Cybersecurity efforts by the Department of Homeland Security (DHS) have focused primarily on protecting national infrastructure, the banking and business networks vulnerable to attacks from viruses and cyberterrorism.
A May 2005 report from the Government Accountability Office stated that the DHS had failed to fulfill its cyberspace goals since its creation in 2003, a black mark that Secretary Michael Chertoff is hoping to improve. His reorganization plan, announced last July, involves the creation of a position for an assistant secretary of cybersecurity.
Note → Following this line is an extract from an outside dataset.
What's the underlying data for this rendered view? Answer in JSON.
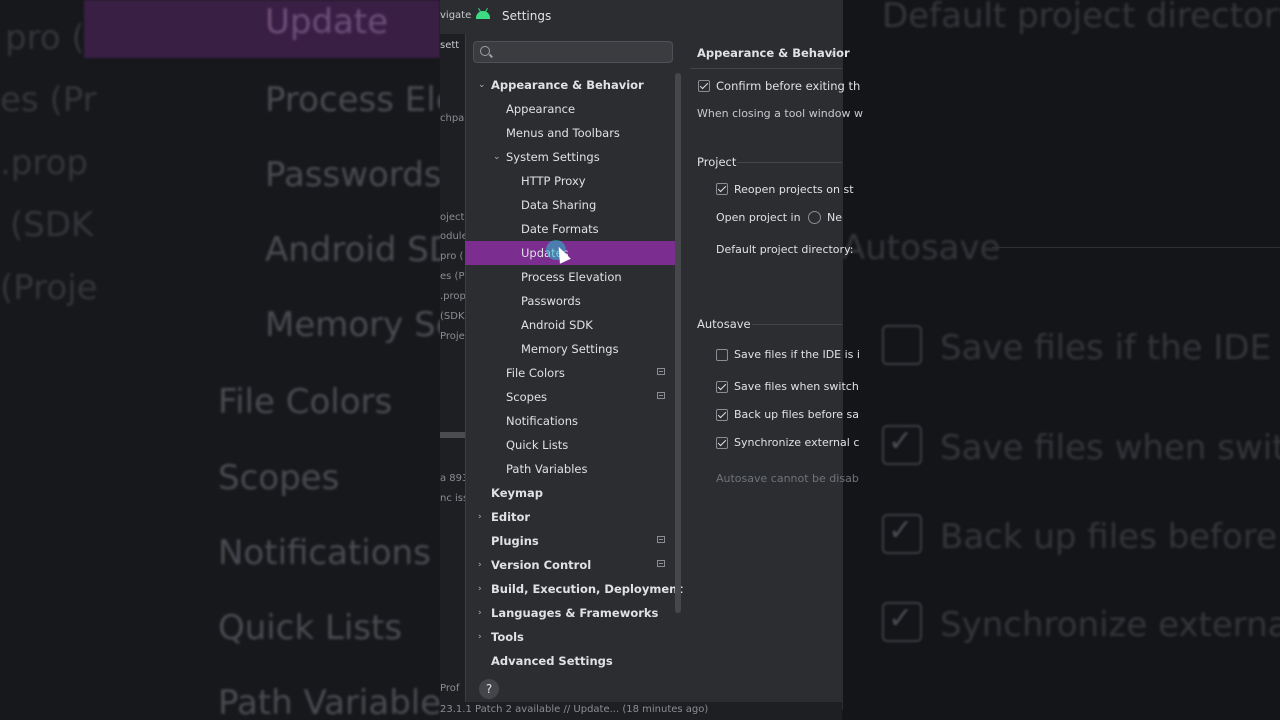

That position has been created and funded by Congress, but not yet filled. A spokesman for the DHS said that the undersecretary for preparedness, George Foresman, is actively looking, and “it is a priority.”
But there exists another cybersecurity threat, one highlighted by the example of Rakan bin Williams — confronting al-Qaida's propaganda and recruitment abilities on the Web.
To this point, Kohlmann said, “We are five generations behind on this. The authorities have little or no understanding of the issues.”
A sentiment that Defense Secretary Donald Rumsfeld shares. In a speech to the Council on Foreign Relations last month, Rumsfeld stated that the United States is losing the propaganda war against al Qaida.
Rumsfeld said "the enemies had skillfully adapted" to the age of the Internet and are using media effectively, and encouraged the Pentagon to improve communication strategies to counter that threat.